Microvascular function was measured in 28 women and 19 men [mean (+/- sd) age 51 +/- 9 years] with central obesity who did not have diabetes. We estimated insulin sensitivity by hyperinsulinaemic-euglycaemic clamp, visceral and total fatness by magnetic resonance imaging, fitness (VO2 max by treadmill testing), physical activity energy expenditure [metabolic equivalents of tasks (METS) by use of the SenseWear Pro armband] and skeletal muscle microvascular exchange capacity (K-f) by venous occlusion plethysmography.

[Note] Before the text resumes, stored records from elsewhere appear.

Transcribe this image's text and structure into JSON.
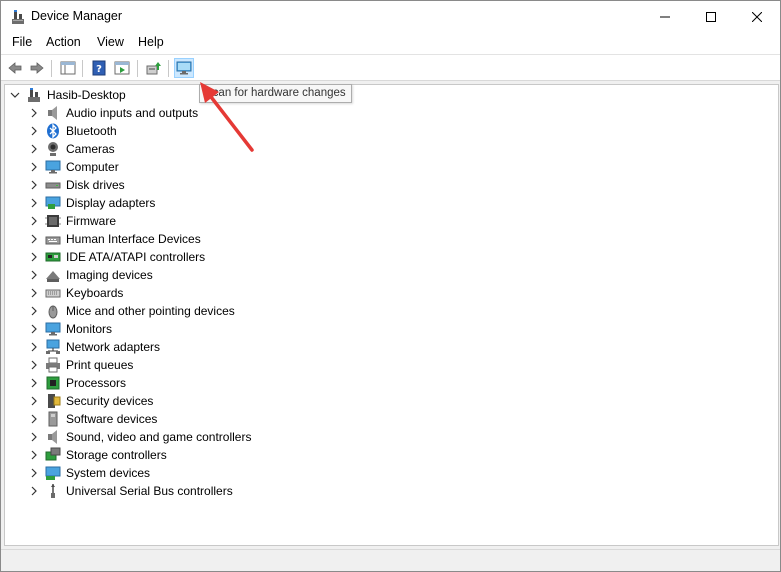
{
  "window": {
    "title": "Device Manager"
  },
  "menu": [
    {
      "label": "File"
    },
    {
      "label": "Action"
    },
    {
      "label": "View"
    },
    {
      "label": "Help"
    }
  ],
  "tooltip": "Scan for hardware changes",
  "tree": {
    "root": "Hasib-Desktop",
    "categories": [
      {
        "label": "Audio inputs and outputs",
        "icon": "speaker-icon"
      },
      {
        "label": "Bluetooth",
        "icon": "bluetooth-icon"
      },
      {
        "label": "Cameras",
        "icon": "camera-icon"
      },
      {
        "label": "Computer",
        "icon": "computer-icon"
      },
      {
        "label": "Disk drives",
        "icon": "disk-drive-icon"
      },
      {
        "label": "Display adapters",
        "icon": "display-adapter-icon"
      },
      {
        "label": "Firmware",
        "icon": "firmware-icon"
      },
      {
        "label": "Human Interface Devices",
        "icon": "hid-icon"
      },
      {
        "label": "IDE ATA/ATAPI controllers",
        "icon": "ide-controller-icon"
      },
      {
        "label": "Imaging devices",
        "icon": "imaging-icon"
      },
      {
        "label": "Keyboards",
        "icon": "keyboard-icon"
      },
      {
        "label": "Mice and other pointing devices",
        "icon": "mouse-icon"
      },
      {
        "label": "Monitors",
        "icon": "monitor-icon"
      },
      {
        "label": "Network adapters",
        "icon": "network-adapter-icon"
      },
      {
        "label": "Print queues",
        "icon": "printer-icon"
      },
      {
        "label": "Processors",
        "icon": "processor-icon"
      },
      {
        "label": "Security devices",
        "icon": "security-device-icon"
      },
      {
        "label": "Software devices",
        "icon": "software-device-icon"
      },
      {
        "label": "Sound, video and game controllers",
        "icon": "sound-icon"
      },
      {
        "label": "Storage controllers",
        "icon": "storage-controller-icon"
      },
      {
        "label": "System devices",
        "icon": "system-device-icon"
      },
      {
        "label": "Universal Serial Bus controllers",
        "icon": "usb-icon"
      }
    ]
  },
  "colors": {
    "accent": "#0078d7",
    "annotation_arrow": "#e53935",
    "tooltip_bg": "#f7f7f7"
  }
}
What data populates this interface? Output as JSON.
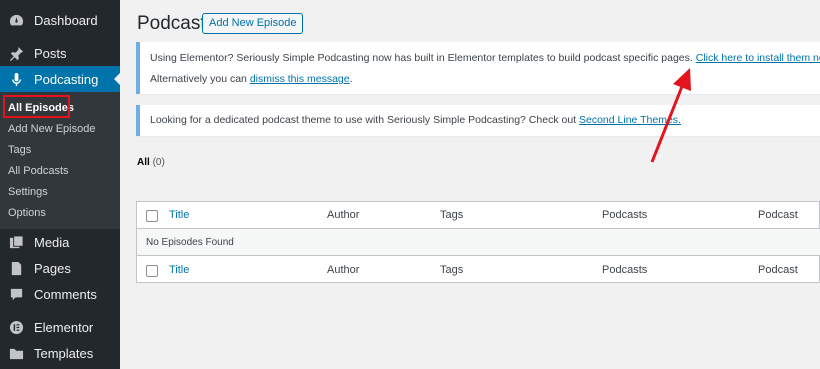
{
  "sidebar": {
    "menu": [
      {
        "label": "Dashboard",
        "icon": "dashboard-icon"
      },
      {
        "label": "Posts",
        "icon": "pin-icon"
      },
      {
        "label": "Podcasting",
        "icon": "microphone-icon"
      },
      {
        "label": "Media",
        "icon": "media-icon"
      },
      {
        "label": "Pages",
        "icon": "page-icon"
      },
      {
        "label": "Comments",
        "icon": "comment-icon"
      },
      {
        "label": "Elementor",
        "icon": "elementor-icon"
      },
      {
        "label": "Templates",
        "icon": "folder-icon"
      }
    ],
    "submenu": [
      "All Episodes",
      "Add New Episode",
      "Tags",
      "All Podcasts",
      "Settings",
      "Options"
    ]
  },
  "header": {
    "title": "Podcast",
    "add_new_label": "Add New Episode"
  },
  "notice1": {
    "text": "Using Elementor? Seriously Simple Podcasting now has built in Elementor templates to build podcast specific pages. ",
    "link": "Click here to install them now.",
    "text2": "Alternatively you can ",
    "link2": "dismiss this message",
    "end2": "."
  },
  "notice2": {
    "text": "Looking for a dedicated podcast theme to use with Seriously Simple Podcasting? Check out ",
    "link": "Second Line Themes."
  },
  "filter": {
    "label": "All",
    "count": "(0)"
  },
  "table": {
    "columns": [
      "Title",
      "Author",
      "Tags",
      "Podcasts",
      "Podcast"
    ],
    "empty_message": "No Episodes Found"
  },
  "colors": {
    "sidebar_bg": "#23282d",
    "active_bg": "#0073aa",
    "link": "#0073aa",
    "highlight": "#e3141d"
  }
}
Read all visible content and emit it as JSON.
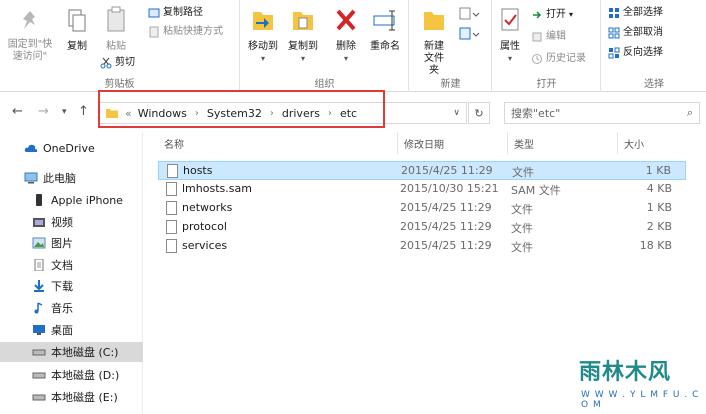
{
  "ribbon": {
    "clipboard": {
      "pin_label": "固定到\"快速访问\"",
      "copy_label": "复制",
      "paste_label": "粘贴",
      "copy_path_label": "复制路径",
      "paste_shortcut_label": "粘贴快捷方式",
      "cut_label": "剪切",
      "group_label": "剪贴板"
    },
    "organize": {
      "move_to_label": "移动到",
      "copy_to_label": "复制到",
      "delete_label": "删除",
      "rename_label": "重命名",
      "group_label": "组织"
    },
    "new": {
      "new_folder_label": "新建文件夹",
      "group_label": "新建"
    },
    "open": {
      "properties_label": "属性",
      "open_label": "打开",
      "edit_label": "编辑",
      "history_label": "历史记录",
      "group_label": "打开"
    },
    "select": {
      "select_all_label": "全部选择",
      "select_none_label": "全部取消",
      "invert_label": "反向选择",
      "group_label": "选择"
    }
  },
  "address": {
    "prefix": "«",
    "crumbs": [
      "Windows",
      "System32",
      "drivers",
      "etc"
    ],
    "search_placeholder": "搜索\"etc\""
  },
  "nav": {
    "items": [
      {
        "label": "OneDrive"
      },
      {
        "label": "此电脑"
      },
      {
        "label": "Apple iPhone"
      },
      {
        "label": "视频"
      },
      {
        "label": "图片"
      },
      {
        "label": "文档"
      },
      {
        "label": "下载"
      },
      {
        "label": "音乐"
      },
      {
        "label": "桌面"
      },
      {
        "label": "本地磁盘 (C:)"
      },
      {
        "label": "本地磁盘 (D:)"
      },
      {
        "label": "本地磁盘 (E:)"
      }
    ]
  },
  "list": {
    "columns": {
      "name": "名称",
      "date": "修改日期",
      "type": "类型",
      "size": "大小"
    },
    "rows": [
      {
        "name": "hosts",
        "date": "2015/4/25 11:29",
        "type": "文件",
        "size": "1 KB"
      },
      {
        "name": "lmhosts.sam",
        "date": "2015/10/30 15:21",
        "type": "SAM 文件",
        "size": "4 KB"
      },
      {
        "name": "networks",
        "date": "2015/4/25 11:29",
        "type": "文件",
        "size": "1 KB"
      },
      {
        "name": "protocol",
        "date": "2015/4/25 11:29",
        "type": "文件",
        "size": "2 KB"
      },
      {
        "name": "services",
        "date": "2015/4/25 11:29",
        "type": "文件",
        "size": "18 KB"
      }
    ]
  },
  "watermark": {
    "title": "雨林木风",
    "url": "W W W . Y L M F U . C O M"
  },
  "colors": {
    "highlight": "#e03a3a",
    "selection": "#cce8ff",
    "accent": "#1e6fc8"
  }
}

In regression modelling, age, sex and fasting plasma glucose accounted for 30.5% of the variance in HbA(1c) (r2 = 0.31, P = 0.001). Adding K-f to this model explained an additional 26.5% of the variance in HbA(1c) (r2 = 0.57, P = 0.0001 and K-f was strongly and independently associated with HbA(1c) (standardized B coefficient -0.45 (95% confidence interval -0.19, -0.06), P = 0.001).
We found a strong negative independent association between a measure of skeletal muscle microvascular exchange capacity (K-f) and HbA(1c). K-f was associated with almost as much of the variance in HbA(1c) as fasting plasma glucose.